Have you ever wanted to make your own puppet theater with your little one. Here’s how below! I honestly can’t get my daughter to stop playing puppet master. These tips and simple crafts were able to unleash her creativity in storytelling, crafting and getting lots of laughs!!!
Telling a story with props and a fun curtain really steps up the creativity. It embraces a new world of discovery. It makes a barrier between viewer and actor allowing for a thrill in delivering a story. It feels whimsical and the creations are so darling that they must be kept forever. I think we will get some serious use out of them first.
- Paper bags
- Plastic table cloth, ideally one lined or thick – $1 store
- A yard or two of eyelet lace or trim of your choice (pom pom trim!!)
- Sticky stars to embellish tablecloth a bit
- Yarns (for puppet hair)
- Glue sticks and regular elmer’s glue
- Hot glue
- Hot glue gun
- Thin and thicker dowels
- Pom poms – many colors
- Googly eyes
- Adhesive shapes, animals, hearts, etc.
- Construction paper
- Cupcake wrappers
- Toilet paper rolls

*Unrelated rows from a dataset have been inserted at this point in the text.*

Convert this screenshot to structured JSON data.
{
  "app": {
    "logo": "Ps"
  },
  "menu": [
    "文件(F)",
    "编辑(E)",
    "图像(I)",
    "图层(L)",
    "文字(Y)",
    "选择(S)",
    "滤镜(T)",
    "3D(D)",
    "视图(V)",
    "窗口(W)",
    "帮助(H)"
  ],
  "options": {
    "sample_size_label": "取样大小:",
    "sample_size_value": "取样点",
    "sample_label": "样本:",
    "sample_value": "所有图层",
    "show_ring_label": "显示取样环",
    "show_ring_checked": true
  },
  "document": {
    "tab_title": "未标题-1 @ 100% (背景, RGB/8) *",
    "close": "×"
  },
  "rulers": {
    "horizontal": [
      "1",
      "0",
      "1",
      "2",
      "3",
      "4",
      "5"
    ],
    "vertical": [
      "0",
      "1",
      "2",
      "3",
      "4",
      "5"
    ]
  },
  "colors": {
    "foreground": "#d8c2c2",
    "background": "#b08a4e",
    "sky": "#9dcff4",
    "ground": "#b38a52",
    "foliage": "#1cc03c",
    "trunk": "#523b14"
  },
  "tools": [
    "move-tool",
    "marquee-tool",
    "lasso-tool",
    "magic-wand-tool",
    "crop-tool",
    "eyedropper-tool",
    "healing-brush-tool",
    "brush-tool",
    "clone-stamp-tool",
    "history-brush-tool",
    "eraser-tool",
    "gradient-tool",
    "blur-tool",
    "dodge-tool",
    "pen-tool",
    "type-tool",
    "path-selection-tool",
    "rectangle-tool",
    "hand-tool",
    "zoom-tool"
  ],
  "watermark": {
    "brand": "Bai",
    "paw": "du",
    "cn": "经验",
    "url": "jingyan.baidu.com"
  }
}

I like to find many of these materials in nature to cut down on cost and make things more exciting. I used lichen from a hike we recently went on which is like a lacy moss. I had tulle from an old tutu, and most everything else was from my craft supply bin. Look around and find materials, reuse, cut-up old clothes, tear things up. Don’t go out and buy everything…just work with what you have. You do need the basics like glue, paper bags and dowels but the rest can be intermixed and reevaluated.
How to make puppets:
- Get all your materials spread out on a table. Layout your paper bags for your little one.
- Have your little one go find a few stuffed animals to help him/her to create the animal they want for a character.
- Cut-out basic shapes of things for them to glue onto their paper bag and embellish on their own. I.E. ladybug wings, circles for the dots, oval bellies in colorful craft paper, wing shapes, etc.
- Let your little one glue on the cut-out shapes, the yarn hair, color their paper bags, maybe sticker them, etc.
- Hot glue pieces that need to stick on with a stronger glue. Let the Elmer’s glue dry on the bags before you use them.
- Make many props to use such as crowns on sticks, a little house, a little fairy with a seedling cup and clothes pin, anything that would be used in a photo booth could be fun here, and flowers and mushrooms…it goes on and on. We added real props such as binoculars too and will probably incorporate dress-up. Add a princess dress and hat so your little one can be a character too. Don’t forget to do a little video because it is that cute.
- Cut a hole in your table cloth where your child’s head would line-up if standing next to it. Hand it by tying to hooks that can go over the door or securing it hanging above a door. Once it is in place how you will use it, then cut the hole and measure your kids height. Cut a big enough hole that a whole scene can play out without too much being revealed.
- Cut a clean line all the way around it. Hot glue your lace or trim to the very edge all the way around. Showing only the trim not exposed edges of cloth.
- Make it pretty tight by adding tape to the edges of the table cloth so it is taught.
- layout all the props in the background behind the curtain and lay a pillow on the ground near where the show is happening to be comfortable for the puppeteer.
One idea to encourage a good school lesson could be to read something like Princess on the Pea and then have your child reenact the story. Having them retell a story and show they really listened to the story is a great skill. You would need some appropriate props for this such as a stacked-up bed on a dowel or something. This could be a fun one!
Enjoy adorable puppet shows again and again!!